The reason for the difference in my opinion is that more people want to travel and move into bigger cities in China which created a bigger flow of population. I think there are enough opportunities here in the States so people can do well without depending too much on their location. But it is very different in China, most people believe in going to a bigger city would bring them more income and ultimately lead to a good life. While this idea is true in many cases, I feel there are many opportunities missed in smaller communities.

Most of my American friends could not understand the difference between a dialect and a language and are usually surprised to learn that people from the north can sometimes do not understand a single word someone from the south is speaking even though they can both write in the same language. I personally believe this is a very important aspect of Chinese culture and should definitely be preserved and this can be a good indicator of geological identity.

 


 

今天我们几人在办公室里谈到乱扔垃圾的问题,对我这个在上海长大,新加坡读书,美国完成大学的人来说,上海在这三个城市中乱扔垃圾的问题最严重。但是,我一直把美国看成是一个整体,我没有考虑到来自于美国不同地方的人们会有不用的习性这个问题。按我听到的理解,纽约的垃圾问题要远远比上海严重。

这让我开始回想四年来在美国观察到的来自于不同地域的人在待人处事上的不同之处来。他们不像中国大部分城市那样有着自己的方言,但不少地方会有自己独特的口音,我还注意到美国人之间几乎对其他的周都一个比较传神的印象而不想中国的大部分人那样分成南方和北方。、

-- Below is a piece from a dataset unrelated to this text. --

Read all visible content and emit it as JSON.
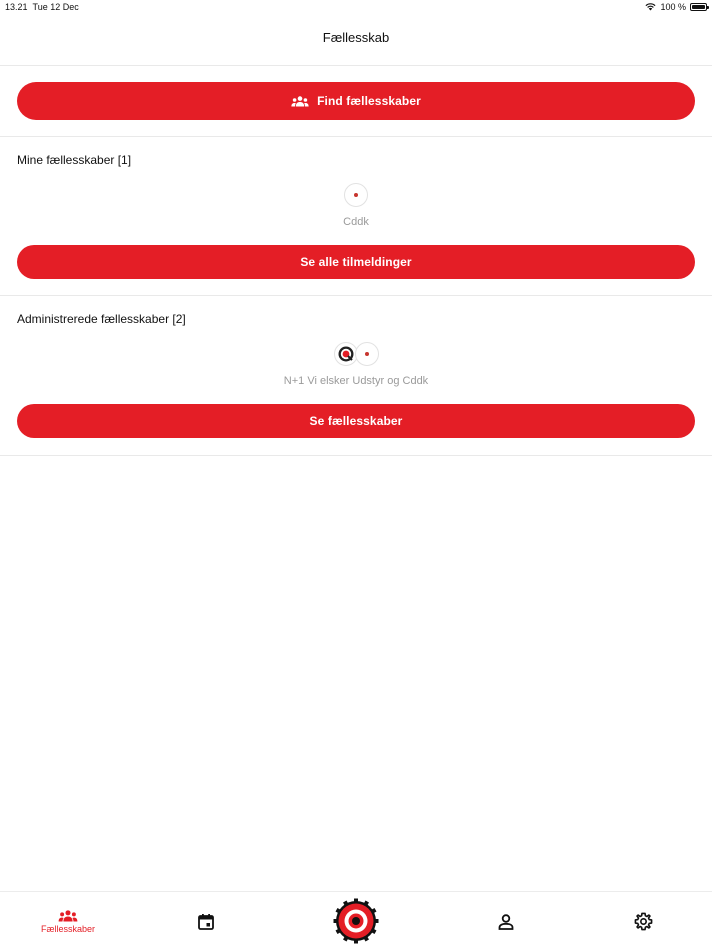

我认为造成这个区别的主要原因是不少中国人都希望搬去大城市工作生活,所以人口构成会比较复杂。在美国有足够多的让人们可以不用过度依靠周围环境而过上小康生活的机会,但在中国大部分人都相信进入大城市可以带来更多的收入和为以后提供更好的生活。虽然这个想法依当前的国情来说没错,但我还是认为一些小城市里的机会被人们遗忘了。

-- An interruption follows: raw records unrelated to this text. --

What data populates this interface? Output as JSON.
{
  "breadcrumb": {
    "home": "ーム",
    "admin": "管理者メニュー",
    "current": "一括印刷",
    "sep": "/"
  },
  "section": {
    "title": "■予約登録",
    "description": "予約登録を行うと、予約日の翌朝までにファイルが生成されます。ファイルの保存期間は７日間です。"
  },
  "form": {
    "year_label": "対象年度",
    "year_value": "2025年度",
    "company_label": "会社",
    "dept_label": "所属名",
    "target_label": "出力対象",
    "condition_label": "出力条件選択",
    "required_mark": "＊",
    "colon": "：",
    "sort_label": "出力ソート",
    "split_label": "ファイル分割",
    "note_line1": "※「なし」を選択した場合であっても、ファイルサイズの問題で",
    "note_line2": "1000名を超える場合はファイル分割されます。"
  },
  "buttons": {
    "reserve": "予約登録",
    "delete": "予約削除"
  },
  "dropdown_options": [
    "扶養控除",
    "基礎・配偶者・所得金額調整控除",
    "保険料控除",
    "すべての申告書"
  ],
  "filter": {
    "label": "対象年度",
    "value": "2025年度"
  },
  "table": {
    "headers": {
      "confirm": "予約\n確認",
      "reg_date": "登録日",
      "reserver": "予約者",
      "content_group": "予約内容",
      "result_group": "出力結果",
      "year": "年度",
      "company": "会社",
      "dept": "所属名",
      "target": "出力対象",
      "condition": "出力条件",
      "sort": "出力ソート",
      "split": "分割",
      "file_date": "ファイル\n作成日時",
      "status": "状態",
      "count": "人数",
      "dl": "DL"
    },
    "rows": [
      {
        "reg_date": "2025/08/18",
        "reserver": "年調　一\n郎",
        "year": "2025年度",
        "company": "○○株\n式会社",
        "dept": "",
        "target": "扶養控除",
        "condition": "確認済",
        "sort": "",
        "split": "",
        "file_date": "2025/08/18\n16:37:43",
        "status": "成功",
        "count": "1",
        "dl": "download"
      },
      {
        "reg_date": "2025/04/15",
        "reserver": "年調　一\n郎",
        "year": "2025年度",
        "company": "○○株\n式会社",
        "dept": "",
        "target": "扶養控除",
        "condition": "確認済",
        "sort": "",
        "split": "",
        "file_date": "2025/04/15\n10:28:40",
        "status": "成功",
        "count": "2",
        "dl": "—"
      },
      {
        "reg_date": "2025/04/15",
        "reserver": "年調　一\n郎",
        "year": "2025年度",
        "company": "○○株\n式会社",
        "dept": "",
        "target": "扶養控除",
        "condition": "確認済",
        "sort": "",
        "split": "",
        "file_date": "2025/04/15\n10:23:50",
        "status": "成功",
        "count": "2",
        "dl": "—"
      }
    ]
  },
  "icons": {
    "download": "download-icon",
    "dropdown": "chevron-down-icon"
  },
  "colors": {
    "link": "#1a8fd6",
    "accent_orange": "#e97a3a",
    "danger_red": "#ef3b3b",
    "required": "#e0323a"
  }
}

我的许多美国朋友都搞不懂方言和另一种语言的区别,他们往往在听说中国北方长大的孩子可能会遇见一个说南方方言的人而一个字都听不懂,但双方却能写一样的字的时候表示大吃一惊。我个人认为这是中国文化中很重要的一个组成部分,方言可以成为一个非常直观的地域标识所以具有很高的保留意义。

language: 
Chinese